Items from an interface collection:

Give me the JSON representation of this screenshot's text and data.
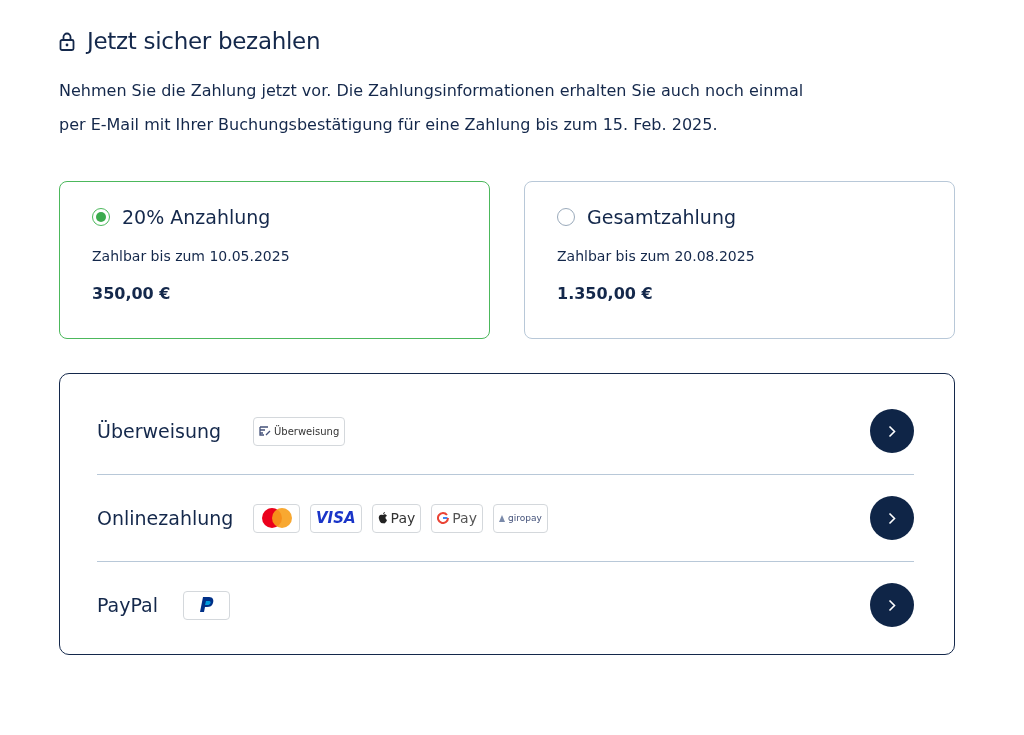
{
  "title": "Jetzt sicher bezahlen",
  "intro": "Nehmen Sie die Zahlung jetzt vor. Die Zahlungsinformationen erhalten Sie auch noch einmal per E-Mail mit Ihrer Buchungsbestätigung für eine Zahlung bis zum 15. Feb. 2025.",
  "options": [
    {
      "label": "20% Anzahlung",
      "due": "Zahlbar bis zum 10.05.2025",
      "amount": "350,00 €",
      "selected": true
    },
    {
      "label": "Gesamtzahlung",
      "due": "Zahlbar bis zum 20.08.2025",
      "amount": "1.350,00 €",
      "selected": false
    }
  ],
  "methods": [
    {
      "label": "Überweisung",
      "badges": [
        {
          "kind": "transfer",
          "text": "Überweisung"
        }
      ]
    },
    {
      "label": "Onlinezahlung",
      "badges": [
        {
          "kind": "mastercard"
        },
        {
          "kind": "visa",
          "text": "VISA"
        },
        {
          "kind": "applepay",
          "text": "Pay"
        },
        {
          "kind": "googlepay",
          "text": "Pay"
        },
        {
          "kind": "giropay",
          "text": "giropay"
        }
      ]
    },
    {
      "label": "PayPal",
      "badges": [
        {
          "kind": "paypal"
        }
      ]
    }
  ]
}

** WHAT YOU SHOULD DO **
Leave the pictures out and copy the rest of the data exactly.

** RESULT OF THE TASK **
Give me the JSON representation of this screenshot's text and data.
{
  "title": "Jetzt sicher bezahlen",
  "intro": "Nehmen Sie die Zahlung jetzt vor. Die Zahlungsinformationen erhalten Sie auch noch einmal per E-Mail mit Ihrer Buchungsbestätigung für eine Zahlung bis zum 15. Feb. 2025.",
  "options": [
    {
      "label": "20% Anzahlung",
      "due": "Zahlbar bis zum 10.05.2025",
      "amount": "350,00 €",
      "selected": true
    },
    {
      "label": "Gesamtzahlung",
      "due": "Zahlbar bis zum 20.08.2025",
      "amount": "1.350,00 €",
      "selected": false
    }
  ],
  "methods": [
    {
      "label": "Überweisung",
      "badges": [
        {
          "kind": "transfer",
          "text": "Überweisung"
        }
      ]
    },
    {
      "label": "Onlinezahlung",
      "badges": [
        {
          "kind": "mastercard"
        },
        {
          "kind": "visa",
          "text": "VISA"
        },
        {
          "kind": "applepay",
          "text": "Pay"
        },
        {
          "kind": "googlepay",
          "text": "Pay"
        },
        {
          "kind": "giropay",
          "text": "giropay"
        }
      ]
    },
    {
      "label": "PayPal",
      "badges": [
        {
          "kind": "paypal"
        }
      ]
    }
  ]
}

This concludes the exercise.